Cal Berkeley Rugby's Chase Brogan is tackled by Chancellor Birgeneau and Vice Chancellor Yeary...stay tuned...Men's Rugby has been hit by far worse before and is the 2010 NCAA MEN'S RUGBY NATIONAL CHAMPION! http://savecalvarsityrugby.com/

 http://savecalvarsityrugby.com/

How You Can Help

1.  Go the Save Cal Rugby Facebook fan page and show your support by click on the ‘like’ button.

2.  Urge your friends and family to like our Facebook page and email Chancellor Robert Birgeneau (chancellor@berkeley.edu) with a very direct message covering the following points:

  • You will not make any academic or athletics donations to Cal until they overturn this decision.

  • Demoting Cal Rugby does not save the athletic department any money.  The team is self funded and contributed over $300k to the general fund last year.

  • Cal Rugby is willing to fund and administer a women’s rugby team to keep the athletic department in Title IX compliance

3.  Tell every Cal fan you know that the University’s decision means the end of Cal Rugby as we know it.

LaxBuzz.com And Lacrosse-Radio.com Invite Cal Berkeley Chancellor Robert J. Birgeneau And Athletic Director Sandy Barbour To Agree To A Meeting With Student-Athletes, Coaches And Parents Of The Cal Berkeley Women’s Lacrosse, Men’s And Women’s Gymnastics, Men’s Rugby And Baseball Teams In The Next 30 Days (Audio)


CAL BERKELEY MEETING FORMAT

  • Chancellor Birgeneau, Vice Chancellor Yeary and Athletic Dirctor Barbour to agree to a meeting in a large, on-campus auditorium or hall

  • Student-Athletes, team coaches, and parents of the athletes will all be allowed to attend

  • Daily Californian and other select media to cover this closed-door event

  • Each athletic program will be allowed three individuals to give a 3-minute talk to the Chancellor, Vice Chancellor and Athletic Director. (One person selected from student-athletes, coaches and parents group of each athletic program to speak)

  • After the 15 individuals have spoken (45-60 minutes), the Chancellor, Vice Chancellor and Athletic Director will be allowed to give the administration’s response.

 
 
 

 

Tom Kovic of Victory Collegiate Consulting talks with Michael Cummins of LaxBuzz.com about Cal Berkeley’s Chancellor’s decision to cut 5 athletic programs: Women’s Lacrosse, Men’s Rugby, Men’s and Women’s Gymnastics and Baseball. The decision to eliminate 5 successful programs has caused a groundswell of support for a meeting of the Chancellor and the Athletic Director with student-athletes, coaches and parents representing the 5 programs.
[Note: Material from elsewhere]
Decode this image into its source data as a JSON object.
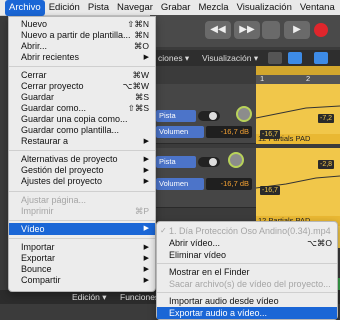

Will the Administration agree to a meeting?

NCAA College Lacrosse Programs: Cal Berkeley Chancellor Robert Birgeneau’s Letter On The Elimination Of Cal Berkeley Women’s Lacrosse And Four Other NCAA Sports